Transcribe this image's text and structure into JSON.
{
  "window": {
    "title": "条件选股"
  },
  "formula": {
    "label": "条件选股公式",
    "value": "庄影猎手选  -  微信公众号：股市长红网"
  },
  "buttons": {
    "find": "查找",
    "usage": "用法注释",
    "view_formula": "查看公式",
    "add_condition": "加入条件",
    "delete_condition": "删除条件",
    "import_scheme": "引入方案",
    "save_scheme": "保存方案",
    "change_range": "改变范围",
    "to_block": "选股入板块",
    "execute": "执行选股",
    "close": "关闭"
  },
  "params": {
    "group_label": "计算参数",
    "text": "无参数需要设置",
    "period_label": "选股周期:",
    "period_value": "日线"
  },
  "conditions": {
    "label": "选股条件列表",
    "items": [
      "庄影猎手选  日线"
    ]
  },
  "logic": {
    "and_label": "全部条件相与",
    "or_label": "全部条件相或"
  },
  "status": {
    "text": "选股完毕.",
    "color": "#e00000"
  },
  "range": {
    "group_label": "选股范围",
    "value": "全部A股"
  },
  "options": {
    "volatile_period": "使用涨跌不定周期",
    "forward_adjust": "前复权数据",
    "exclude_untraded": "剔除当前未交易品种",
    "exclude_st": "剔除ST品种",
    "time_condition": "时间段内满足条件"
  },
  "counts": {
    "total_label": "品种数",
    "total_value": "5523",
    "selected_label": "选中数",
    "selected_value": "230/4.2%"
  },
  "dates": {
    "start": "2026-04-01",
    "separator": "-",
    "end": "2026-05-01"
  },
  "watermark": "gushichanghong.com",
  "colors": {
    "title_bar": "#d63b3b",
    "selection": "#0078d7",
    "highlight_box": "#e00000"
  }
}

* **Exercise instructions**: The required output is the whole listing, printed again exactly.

* **Output**:
Transcribe this image's text and structure into JSON.
{
  "window": {
    "title": "条件选股"
  },
  "formula": {
    "label": "条件选股公式",
    "value": "庄影猎手选  -  微信公众号：股市长红网"
  },
  "buttons": {
    "find": "查找",
    "usage": "用法注释",
    "view_formula": "查看公式",
    "add_condition": "加入条件",
    "delete_condition": "删除条件",
    "import_scheme": "引入方案",
    "save_scheme": "保存方案",
    "change_range": "改变范围",
    "to_block": "选股入板块",
    "execute": "执行选股",
    "close": "关闭"
  },
  "params": {
    "group_label": "计算参数",
    "text": "无参数需要设置",
    "period_label": "选股周期:",
    "period_value": "日线"
  },
  "conditions": {
    "label": "选股条件列表",
    "items": [
      "庄影猎手选  日线"
    ]
  },
  "logic": {
    "and_label": "全部条件相与",
    "or_label": "全部条件相或"
  },
  "status": {
    "text": "选股完毕.",
    "color": "#e00000"
  },
  "range": {
    "group_label": "选股范围",
    "value": "全部A股"
  },
  "options": {
    "volatile_period": "使用涨跌不定周期",
    "forward_adjust": "前复权数据",
    "exclude_untraded": "剔除当前未交易品种",
    "exclude_st": "剔除ST品种",
    "time_condition": "时间段内满足条件"
  },
  "counts": {
    "total_label": "品种数",
    "total_value": "5523",
    "selected_label": "选中数",
    "selected_value": "230/4.2%"
  },
  "dates": {
    "start": "2026-04-01",
    "separator": "-",
    "end": "2026-05-01"
  },
  "watermark": "gushichanghong.com",
  "colors": {
    "title_bar": "#d63b3b",
    "selection": "#0078d7",
    "highlight_box": "#e00000"
  }
}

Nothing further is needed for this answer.